photo woman doctor with chart courtesy of: usa.gov
October 8, 2012

ST. LOUIS - A Missouri company, owned by a staunch Catholic, has filed notice of appeal after losing a "religious freedom" lawsuit over the government's plan to require health insurance to cover contraceptives.

Several other companies have filed similar lawsuits. But Dan Cox, research director with the Public Religion Research Institute, says they did a survey and found that most people don't have a problem with the mandate.

"Most Americans, including most religious groups, do not think that the right of religious liberty is being threatened in America today."

Cox says 62 percent of Americans support the mandate, and he says two-thirds of the Catholics they questioned support it, even though their bishops are fighting it. In the Missouri case, the judge ruled that religious freedom does not protect a business owner when his money "circuitously flows" to support the conduct of those with different religious beliefs. The health reform law requires insurance companies to offer birth control coverage starting in 2013.

Cox says 39 percent of those polled perceived threats to their religious freedom, but not from insurance companies paying for birth control.

"We asked them in their own words, 'Well, why do you think religious freedom is being threatened?' Almost no one mentioned the contraception mandate."

Cox says only 6 percent mentioned the mandate. Opponents contend that it threatens religious freedom, even though an exception has been made for religious institutions. The judge who struck down the lawsuit agreed with those who say that the mandate is meant to improve health care for women. There are still several cases making their way through the courts.

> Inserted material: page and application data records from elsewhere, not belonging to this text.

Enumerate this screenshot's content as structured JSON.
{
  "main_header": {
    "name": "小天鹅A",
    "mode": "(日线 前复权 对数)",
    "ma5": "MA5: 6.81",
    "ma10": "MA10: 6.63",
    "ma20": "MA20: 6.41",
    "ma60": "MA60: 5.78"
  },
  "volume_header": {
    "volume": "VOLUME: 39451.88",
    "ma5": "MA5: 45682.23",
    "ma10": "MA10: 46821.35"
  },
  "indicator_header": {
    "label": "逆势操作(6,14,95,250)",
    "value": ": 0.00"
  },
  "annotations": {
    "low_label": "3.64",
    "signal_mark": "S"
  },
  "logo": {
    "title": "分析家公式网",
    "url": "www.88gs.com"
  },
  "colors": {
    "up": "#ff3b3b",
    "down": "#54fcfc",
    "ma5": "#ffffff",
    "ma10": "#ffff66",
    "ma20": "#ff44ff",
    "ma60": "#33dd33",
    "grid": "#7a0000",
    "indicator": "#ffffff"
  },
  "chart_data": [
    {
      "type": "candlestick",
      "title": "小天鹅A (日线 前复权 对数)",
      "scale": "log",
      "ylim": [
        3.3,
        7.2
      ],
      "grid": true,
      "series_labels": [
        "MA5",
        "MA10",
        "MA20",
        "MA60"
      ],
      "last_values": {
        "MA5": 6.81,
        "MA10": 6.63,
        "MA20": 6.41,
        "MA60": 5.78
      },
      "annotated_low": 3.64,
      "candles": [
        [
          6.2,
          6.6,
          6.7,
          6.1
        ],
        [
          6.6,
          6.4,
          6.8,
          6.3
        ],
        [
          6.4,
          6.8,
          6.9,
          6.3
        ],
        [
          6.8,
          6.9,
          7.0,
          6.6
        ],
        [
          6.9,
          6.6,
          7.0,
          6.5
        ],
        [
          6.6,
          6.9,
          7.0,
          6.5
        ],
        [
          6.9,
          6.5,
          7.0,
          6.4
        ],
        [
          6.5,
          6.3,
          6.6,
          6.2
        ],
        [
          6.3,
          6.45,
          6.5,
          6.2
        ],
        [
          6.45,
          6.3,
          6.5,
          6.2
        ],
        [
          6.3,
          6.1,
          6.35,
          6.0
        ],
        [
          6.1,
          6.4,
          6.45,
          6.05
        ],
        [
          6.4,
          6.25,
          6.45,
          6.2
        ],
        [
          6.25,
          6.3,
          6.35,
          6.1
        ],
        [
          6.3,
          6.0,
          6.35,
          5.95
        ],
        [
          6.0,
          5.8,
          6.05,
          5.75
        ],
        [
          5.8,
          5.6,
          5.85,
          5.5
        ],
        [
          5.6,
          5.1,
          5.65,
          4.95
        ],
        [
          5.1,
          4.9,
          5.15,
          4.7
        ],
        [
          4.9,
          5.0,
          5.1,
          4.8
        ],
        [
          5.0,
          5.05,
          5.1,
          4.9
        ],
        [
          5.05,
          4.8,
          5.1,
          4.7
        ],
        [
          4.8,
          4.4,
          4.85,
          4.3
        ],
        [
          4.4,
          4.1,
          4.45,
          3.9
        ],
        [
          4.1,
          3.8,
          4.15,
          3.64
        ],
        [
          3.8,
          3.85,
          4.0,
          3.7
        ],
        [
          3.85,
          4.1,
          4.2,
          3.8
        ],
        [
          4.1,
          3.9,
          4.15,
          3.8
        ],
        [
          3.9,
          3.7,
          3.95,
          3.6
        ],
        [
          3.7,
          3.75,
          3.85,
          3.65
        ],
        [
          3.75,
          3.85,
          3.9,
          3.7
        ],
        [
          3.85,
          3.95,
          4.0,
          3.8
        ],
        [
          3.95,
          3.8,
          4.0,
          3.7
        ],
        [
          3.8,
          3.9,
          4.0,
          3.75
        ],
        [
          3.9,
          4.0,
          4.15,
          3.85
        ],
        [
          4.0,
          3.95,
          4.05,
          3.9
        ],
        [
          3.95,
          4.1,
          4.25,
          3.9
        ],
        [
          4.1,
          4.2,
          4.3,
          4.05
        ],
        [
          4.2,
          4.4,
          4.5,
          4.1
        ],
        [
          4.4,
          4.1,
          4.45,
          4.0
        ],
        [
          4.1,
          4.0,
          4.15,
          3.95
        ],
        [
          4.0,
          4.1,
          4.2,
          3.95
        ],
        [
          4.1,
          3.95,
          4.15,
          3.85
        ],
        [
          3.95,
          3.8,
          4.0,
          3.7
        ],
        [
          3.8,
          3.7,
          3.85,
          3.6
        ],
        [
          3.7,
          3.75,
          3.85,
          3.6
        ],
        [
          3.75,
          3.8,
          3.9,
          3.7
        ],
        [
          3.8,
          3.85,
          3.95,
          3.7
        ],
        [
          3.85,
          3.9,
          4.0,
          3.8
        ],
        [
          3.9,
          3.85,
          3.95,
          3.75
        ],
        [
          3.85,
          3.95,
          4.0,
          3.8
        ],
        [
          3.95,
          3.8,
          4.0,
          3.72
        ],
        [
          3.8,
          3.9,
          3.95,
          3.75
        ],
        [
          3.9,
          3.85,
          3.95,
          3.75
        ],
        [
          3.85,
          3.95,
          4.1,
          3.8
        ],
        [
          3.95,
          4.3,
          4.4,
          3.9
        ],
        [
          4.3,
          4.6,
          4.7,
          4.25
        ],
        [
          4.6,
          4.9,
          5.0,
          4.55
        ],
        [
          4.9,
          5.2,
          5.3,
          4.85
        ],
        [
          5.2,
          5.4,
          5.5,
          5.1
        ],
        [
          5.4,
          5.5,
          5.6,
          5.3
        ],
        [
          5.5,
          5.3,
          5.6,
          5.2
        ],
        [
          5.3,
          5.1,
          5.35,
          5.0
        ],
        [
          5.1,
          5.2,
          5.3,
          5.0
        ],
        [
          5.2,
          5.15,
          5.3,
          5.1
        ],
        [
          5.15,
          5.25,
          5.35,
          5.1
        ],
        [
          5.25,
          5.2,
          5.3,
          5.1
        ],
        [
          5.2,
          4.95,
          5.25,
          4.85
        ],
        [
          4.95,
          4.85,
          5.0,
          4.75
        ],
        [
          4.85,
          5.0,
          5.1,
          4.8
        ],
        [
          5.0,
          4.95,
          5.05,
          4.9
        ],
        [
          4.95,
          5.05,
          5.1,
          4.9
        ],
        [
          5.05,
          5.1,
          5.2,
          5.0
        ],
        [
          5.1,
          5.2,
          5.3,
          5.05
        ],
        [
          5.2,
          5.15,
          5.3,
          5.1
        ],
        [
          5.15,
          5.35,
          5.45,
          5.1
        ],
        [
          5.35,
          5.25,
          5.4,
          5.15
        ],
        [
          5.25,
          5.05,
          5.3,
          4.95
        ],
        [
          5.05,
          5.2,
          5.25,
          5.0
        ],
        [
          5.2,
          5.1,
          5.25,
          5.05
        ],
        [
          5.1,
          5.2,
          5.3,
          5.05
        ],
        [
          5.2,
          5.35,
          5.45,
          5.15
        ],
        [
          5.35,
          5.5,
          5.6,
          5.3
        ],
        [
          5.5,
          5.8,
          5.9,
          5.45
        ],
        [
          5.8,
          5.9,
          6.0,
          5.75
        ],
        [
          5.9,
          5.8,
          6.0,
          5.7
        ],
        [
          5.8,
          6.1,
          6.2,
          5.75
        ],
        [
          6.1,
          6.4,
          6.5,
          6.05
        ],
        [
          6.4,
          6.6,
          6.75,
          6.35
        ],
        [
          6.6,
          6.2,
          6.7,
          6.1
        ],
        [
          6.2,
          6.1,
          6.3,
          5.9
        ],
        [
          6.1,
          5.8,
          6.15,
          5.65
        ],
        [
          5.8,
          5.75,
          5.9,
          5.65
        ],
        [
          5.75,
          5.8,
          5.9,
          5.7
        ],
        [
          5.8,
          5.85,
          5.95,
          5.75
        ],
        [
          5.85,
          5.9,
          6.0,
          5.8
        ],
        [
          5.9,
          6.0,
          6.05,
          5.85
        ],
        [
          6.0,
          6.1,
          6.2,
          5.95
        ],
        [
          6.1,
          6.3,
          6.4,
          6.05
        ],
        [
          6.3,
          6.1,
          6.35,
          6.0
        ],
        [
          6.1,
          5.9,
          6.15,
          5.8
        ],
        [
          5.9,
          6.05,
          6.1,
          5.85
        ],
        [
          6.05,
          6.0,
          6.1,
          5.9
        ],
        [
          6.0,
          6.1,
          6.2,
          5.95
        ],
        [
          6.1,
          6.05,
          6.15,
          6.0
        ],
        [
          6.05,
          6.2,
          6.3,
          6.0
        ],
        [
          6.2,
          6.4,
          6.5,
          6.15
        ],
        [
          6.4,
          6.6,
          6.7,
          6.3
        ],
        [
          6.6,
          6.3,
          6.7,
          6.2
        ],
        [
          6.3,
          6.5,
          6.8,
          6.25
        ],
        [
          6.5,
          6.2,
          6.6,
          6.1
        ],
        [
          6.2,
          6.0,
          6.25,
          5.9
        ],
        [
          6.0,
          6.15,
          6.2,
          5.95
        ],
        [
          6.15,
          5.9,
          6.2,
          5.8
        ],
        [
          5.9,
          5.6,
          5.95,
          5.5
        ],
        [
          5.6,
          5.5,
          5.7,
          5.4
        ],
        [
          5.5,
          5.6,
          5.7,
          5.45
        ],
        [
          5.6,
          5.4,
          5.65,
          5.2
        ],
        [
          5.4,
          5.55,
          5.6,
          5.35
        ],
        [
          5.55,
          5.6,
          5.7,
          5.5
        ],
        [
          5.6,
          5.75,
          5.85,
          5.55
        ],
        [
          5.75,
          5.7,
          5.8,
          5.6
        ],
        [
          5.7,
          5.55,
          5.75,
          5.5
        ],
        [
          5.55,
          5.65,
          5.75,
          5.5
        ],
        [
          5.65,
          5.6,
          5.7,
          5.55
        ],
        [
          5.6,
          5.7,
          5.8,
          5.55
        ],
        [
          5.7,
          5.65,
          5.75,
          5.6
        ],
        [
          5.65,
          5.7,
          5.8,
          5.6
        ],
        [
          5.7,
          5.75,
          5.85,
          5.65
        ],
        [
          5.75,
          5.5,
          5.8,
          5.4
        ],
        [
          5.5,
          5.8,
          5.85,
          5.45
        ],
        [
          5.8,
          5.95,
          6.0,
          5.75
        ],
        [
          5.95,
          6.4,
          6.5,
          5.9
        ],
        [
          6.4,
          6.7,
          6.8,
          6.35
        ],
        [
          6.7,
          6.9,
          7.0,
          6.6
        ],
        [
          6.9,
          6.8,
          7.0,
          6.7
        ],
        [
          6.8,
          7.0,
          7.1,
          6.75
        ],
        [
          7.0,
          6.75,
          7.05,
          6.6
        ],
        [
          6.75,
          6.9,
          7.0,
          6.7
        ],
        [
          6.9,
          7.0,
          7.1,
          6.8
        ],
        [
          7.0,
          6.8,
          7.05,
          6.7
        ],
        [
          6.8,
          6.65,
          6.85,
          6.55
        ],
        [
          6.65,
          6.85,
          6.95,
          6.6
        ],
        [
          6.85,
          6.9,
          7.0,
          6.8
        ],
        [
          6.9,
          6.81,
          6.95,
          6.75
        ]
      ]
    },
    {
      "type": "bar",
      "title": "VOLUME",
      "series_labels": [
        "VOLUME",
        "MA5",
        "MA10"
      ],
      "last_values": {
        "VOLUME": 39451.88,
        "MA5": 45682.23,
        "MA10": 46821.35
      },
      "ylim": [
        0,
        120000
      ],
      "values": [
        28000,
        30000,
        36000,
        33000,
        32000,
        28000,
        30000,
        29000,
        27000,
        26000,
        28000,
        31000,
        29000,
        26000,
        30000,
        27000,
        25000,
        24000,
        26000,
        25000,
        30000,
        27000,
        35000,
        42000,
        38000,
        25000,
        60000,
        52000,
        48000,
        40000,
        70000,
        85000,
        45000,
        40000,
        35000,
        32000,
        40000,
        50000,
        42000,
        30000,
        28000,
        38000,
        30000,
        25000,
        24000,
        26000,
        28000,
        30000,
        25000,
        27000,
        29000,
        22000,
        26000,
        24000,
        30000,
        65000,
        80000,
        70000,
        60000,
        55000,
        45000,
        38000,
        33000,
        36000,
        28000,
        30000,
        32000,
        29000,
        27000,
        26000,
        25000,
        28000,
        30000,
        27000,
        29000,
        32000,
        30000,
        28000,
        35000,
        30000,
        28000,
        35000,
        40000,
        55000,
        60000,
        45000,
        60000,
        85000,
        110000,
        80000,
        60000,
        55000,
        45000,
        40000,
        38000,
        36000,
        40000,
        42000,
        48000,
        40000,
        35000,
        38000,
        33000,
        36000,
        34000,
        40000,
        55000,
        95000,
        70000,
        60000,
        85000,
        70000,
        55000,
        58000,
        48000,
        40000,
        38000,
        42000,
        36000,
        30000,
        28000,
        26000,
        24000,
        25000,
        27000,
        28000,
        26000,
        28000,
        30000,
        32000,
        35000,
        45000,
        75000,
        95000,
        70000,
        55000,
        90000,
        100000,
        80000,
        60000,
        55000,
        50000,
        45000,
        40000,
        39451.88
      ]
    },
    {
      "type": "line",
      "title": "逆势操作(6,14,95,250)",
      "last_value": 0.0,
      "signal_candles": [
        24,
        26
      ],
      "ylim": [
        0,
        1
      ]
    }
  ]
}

More information is at www.whitehouse.gov and at publicreligion.org.

Mary Anne Meyers, Public News Service - MO